|Blitva (Swiss Chard) growing in my neighbour's garden|
Since I’ve been living in Istria, I’ve been rediscovering some of the foods I knew as a child. Here are a few:
1. Blitva (Swiss chard). This leafy green vegetable is a staple in Croatian cuisine. Everyone grows it in their vegetable gardens and you can find it on all restaurant menus as a side dish. It’s served just plain, drizzled with a bit of olive oil, or mashed together with potatoes. This was a dish my mother would make very often and it’s a comfort food for me. I hadn’t eaten blitva for years but now I get huge bunches of fresh blitva from my neighbours. Nothing like yummy, home-grown, naturally organic blitva. Blitva I missed you!
2. Gris (Cream of Wheat). A bowl of hot cream of wheat cereal brings back memories of cold winter mornings in Canada when I would have this for breakfast. At home we would use the Croatian word for it, gris (pronounced like ‘grease’), so that’s what we called it. This is another winter morning comfort food I hadn’t eaten in years before moving to Istria. My Indian friends will know this as rava.

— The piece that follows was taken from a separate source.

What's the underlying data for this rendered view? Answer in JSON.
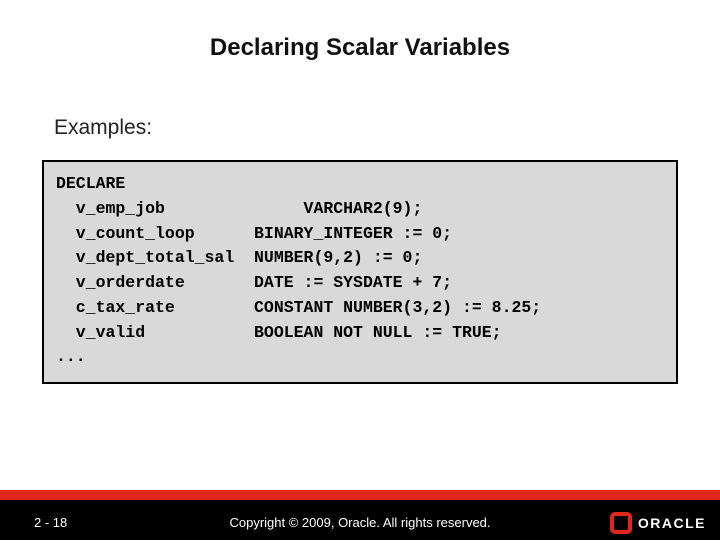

3. Vegeta. Vegeta is Croatia’s ‘garam masala’. Every Croatian recipe calls for a dash of Vegeta, a powdered mix of dried spices and vegetables. At home in Toronto we had a steady supply which my mother would pick up at a European-style deli. Here, Vegeta takes up much aisle space at the supermarket because it now comes in many different flavours. There’s even a non-MSG version. But in the olden days there was just one type of Vegeta.

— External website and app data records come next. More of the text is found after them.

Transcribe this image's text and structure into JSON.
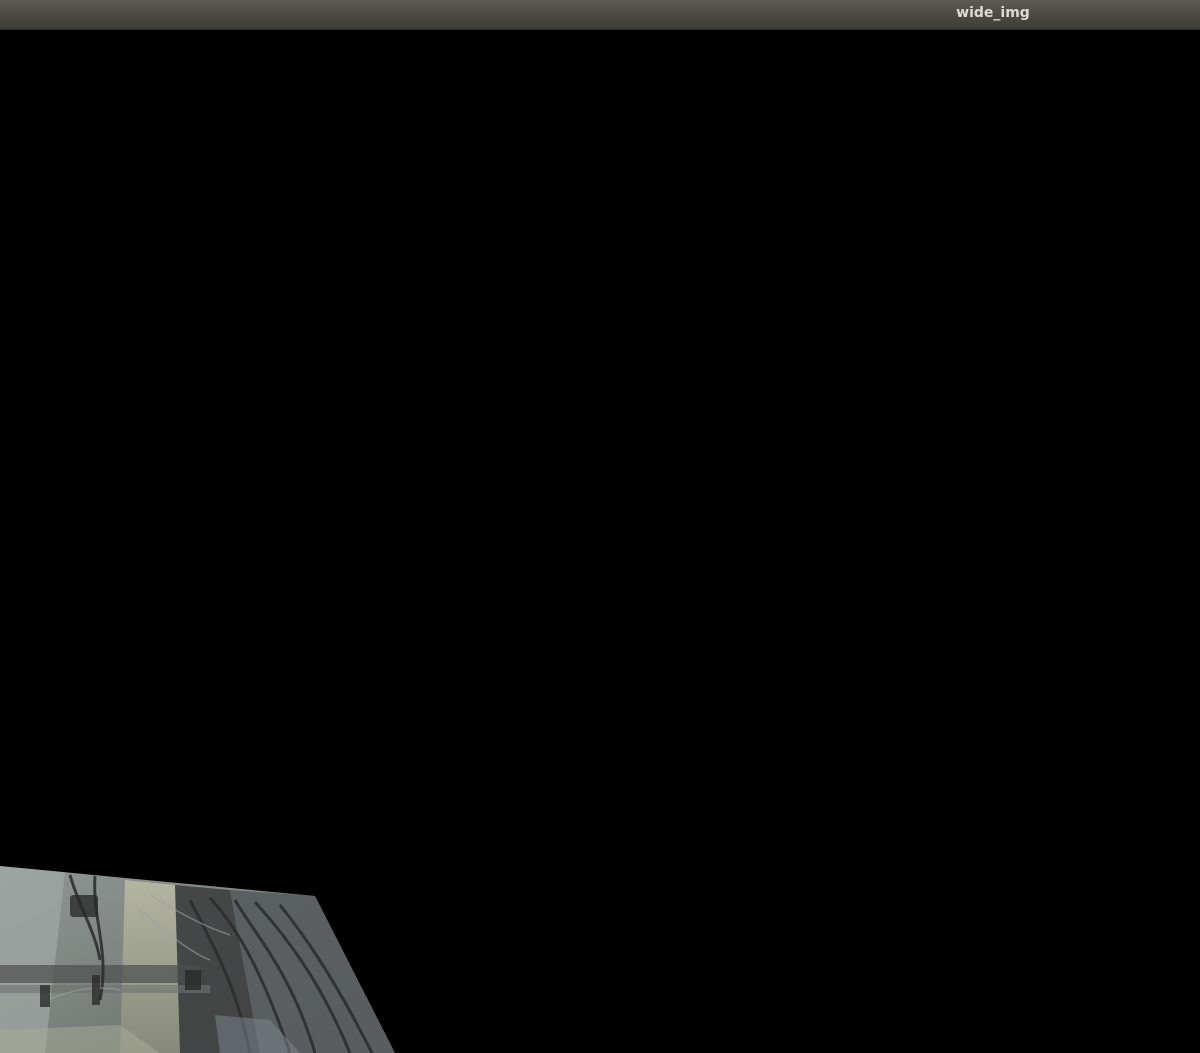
{
  "window": {
    "title": "wide_img"
  },
  "canvas": {
    "background_color": "#000000",
    "content_description_icon": "warped-camera-image-icon"
  },
  "colors": {
    "titlebar": "#4b4943",
    "title_text": "#dfdbd2",
    "background": "#000000"
  }
}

4. Napolitanke. Produced by the Croatian confectionary company Kraš, this is a type of wafer biscuit made with chocolate and hazelnuts. The European deli in Toronto also sold Napolitanke and when I was living in London I would find them at a local Turkish shop. We would always get the hazelnut ones, but today they’re available in other flavours: chocolate, nougat, lemon, chocolate-covered, mocha, rum. Oh and guess what? They’re vegan!

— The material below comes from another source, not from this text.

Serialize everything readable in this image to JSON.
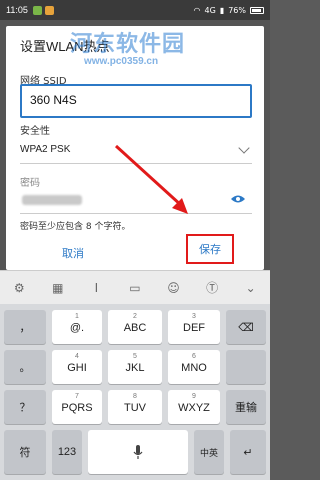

5. Ki-Ki. Ki-Ki is a type of soft candy I knew from the summers I spent here as a child. When I see packages of Ki-Ki at stores here it brings back memories of my grandfather who would always bring his grandchildren a bag of Ki-Ki when he would go ‘to town’. Today Ki-Ki comes in a whole bunch of different flavours but I remember that back then there was only one generic flavour and kids loved them.
That’s my round-up of childhood foods I’m rediscovering here in Istria. You’ll be forgiven for thinking so, but no, this is not a sponsored post!